Quest Centennial

Your article celebrating the Quest’s 100th year (“Shock! Horror! Quest turns 100,” September 2013) was most welcome, but deeply flawed.

A fine weekly is defined by how it informs in hard times, times of conflict and change within the college. In this crucial sense, your writer overlooked the transition from student government to community government in 1963–64.

Under the excellent and rigorously objective editorships of Myra Minkoff (Lader) ’65, Mark Loeb ’65, and, later, David Heifetz ’66, the Quest played a crucial role in making sure that students and faculty were informed of developments in the laborious process of producing an acceptable—if imperfect—constitution of community government.

I inherited a draft constitution of community government from the previous student administration. I felt strongly that it gave away too much of our traditional sovereignty. After intense discussion in council, I was invited to revise the existing draft (which had been negotiated and written in secret). Certain changes were made, notably the maintenance of a student majority on disciplinary matters—previously our monopoly—and the inclusion of student minority membership for curriculum, faculty recruitment, and teaching evaluation.

After council’s unanimous approval of the new text, the Quest printed it in toto on its first page. Included was a little box in bold type, by me, advising the students not to approve it because, I argued, it would have to be negotiated—this time with Quest coverage—with then-President Richard Sullivan [1956–67] and the faculty before taking effect and that, even if approved by all parties, it was unwise to disarm while the transition was not complete.

The students agreed and community government remained a dead letter until a later crisis, one in which the Quest played a leading role: the “Reed U” upheaval. Then, advised by the faculty members I trusted and admired, I asked the Quest again to call all the students together in the gym. With the argument that the college’s only shield against President Sullivan’s plans (again, secret) to turn it into a satellite university would have to be an alliance via community government with the faculty, it was unanimously adopted. Many students posed one condition, which I was anxious to avoid: if I would lead the student delegation in the community and serve one term as student body president, they would feel that their interests were safe.

And with the Quest’s support and gritty resistance to President Sullivan, it was to be. We met with trustees around the country and sent a carefully worded letter to all alumni opposing the Sullivan plan.
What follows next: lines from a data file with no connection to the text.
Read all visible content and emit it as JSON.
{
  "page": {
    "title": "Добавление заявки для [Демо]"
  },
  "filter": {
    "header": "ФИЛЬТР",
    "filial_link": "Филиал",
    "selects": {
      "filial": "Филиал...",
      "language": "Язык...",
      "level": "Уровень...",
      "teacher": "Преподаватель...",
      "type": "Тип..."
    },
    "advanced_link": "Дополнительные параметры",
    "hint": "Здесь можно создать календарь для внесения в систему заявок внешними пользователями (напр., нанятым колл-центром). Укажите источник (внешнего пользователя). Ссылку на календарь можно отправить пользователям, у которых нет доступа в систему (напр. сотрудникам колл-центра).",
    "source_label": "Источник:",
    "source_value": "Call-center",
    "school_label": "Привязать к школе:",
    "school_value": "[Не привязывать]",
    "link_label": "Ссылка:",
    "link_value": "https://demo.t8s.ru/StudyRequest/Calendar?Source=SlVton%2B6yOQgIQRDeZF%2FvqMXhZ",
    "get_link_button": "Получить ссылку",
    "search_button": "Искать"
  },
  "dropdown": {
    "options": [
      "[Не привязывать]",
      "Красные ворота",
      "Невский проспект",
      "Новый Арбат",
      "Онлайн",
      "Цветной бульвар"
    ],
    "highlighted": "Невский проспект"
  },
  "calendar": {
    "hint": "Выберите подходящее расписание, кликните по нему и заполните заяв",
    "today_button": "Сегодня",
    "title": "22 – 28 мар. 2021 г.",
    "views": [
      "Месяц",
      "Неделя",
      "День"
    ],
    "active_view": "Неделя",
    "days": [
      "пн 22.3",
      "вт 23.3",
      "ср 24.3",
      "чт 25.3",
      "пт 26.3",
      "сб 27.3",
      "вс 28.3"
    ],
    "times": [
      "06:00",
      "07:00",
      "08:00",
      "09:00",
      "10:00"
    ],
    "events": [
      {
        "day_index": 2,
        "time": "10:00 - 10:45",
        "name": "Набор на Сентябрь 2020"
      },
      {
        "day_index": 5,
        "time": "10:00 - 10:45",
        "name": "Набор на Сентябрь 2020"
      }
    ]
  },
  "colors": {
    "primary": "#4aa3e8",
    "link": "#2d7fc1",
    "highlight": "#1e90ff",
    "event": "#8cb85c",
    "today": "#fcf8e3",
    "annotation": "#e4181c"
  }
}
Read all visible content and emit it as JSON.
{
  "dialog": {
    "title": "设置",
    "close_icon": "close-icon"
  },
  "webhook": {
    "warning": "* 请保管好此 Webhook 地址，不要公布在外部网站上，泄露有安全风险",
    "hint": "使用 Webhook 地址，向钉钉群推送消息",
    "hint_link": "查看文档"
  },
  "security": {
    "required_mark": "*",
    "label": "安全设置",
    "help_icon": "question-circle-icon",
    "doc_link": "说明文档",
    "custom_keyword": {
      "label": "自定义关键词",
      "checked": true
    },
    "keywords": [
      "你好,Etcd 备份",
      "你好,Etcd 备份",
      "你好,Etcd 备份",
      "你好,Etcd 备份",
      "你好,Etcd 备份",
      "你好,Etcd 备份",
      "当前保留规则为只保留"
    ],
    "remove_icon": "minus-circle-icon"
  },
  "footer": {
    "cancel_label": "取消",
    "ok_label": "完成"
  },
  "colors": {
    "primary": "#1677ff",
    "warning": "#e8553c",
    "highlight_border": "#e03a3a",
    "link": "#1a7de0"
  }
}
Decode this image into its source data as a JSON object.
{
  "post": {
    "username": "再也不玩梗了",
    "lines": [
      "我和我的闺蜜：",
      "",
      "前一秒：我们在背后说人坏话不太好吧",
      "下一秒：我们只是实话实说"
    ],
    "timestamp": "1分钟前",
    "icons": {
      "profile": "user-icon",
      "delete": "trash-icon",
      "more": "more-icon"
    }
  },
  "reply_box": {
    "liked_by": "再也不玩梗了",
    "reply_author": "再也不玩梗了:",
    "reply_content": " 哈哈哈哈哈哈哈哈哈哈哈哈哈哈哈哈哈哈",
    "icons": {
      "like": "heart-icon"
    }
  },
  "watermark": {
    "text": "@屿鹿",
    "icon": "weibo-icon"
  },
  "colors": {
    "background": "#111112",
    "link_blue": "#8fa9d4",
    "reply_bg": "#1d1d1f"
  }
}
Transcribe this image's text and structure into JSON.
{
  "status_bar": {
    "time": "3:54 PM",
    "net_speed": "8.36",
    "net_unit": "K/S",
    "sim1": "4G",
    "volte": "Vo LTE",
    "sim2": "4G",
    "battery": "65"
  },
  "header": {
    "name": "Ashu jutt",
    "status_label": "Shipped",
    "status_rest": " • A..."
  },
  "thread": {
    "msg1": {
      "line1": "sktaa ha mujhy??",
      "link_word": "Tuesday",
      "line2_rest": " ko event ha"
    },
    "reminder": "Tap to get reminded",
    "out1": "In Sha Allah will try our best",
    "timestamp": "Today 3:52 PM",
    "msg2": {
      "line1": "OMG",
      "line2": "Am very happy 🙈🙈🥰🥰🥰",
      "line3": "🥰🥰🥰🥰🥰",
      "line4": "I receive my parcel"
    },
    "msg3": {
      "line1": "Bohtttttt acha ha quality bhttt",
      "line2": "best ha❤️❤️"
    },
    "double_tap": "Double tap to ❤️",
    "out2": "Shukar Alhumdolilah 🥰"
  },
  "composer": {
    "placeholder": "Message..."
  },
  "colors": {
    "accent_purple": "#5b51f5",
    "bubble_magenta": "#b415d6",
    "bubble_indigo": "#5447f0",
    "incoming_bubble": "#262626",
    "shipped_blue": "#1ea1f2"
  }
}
And we won!

The Quest, also reaching trustees and many alumni, fought the good fight week after week. 

As a historian, I feel strongly that on its centennial an institution needs full praise.

—Tom Forstenzer ’65

Vanves, France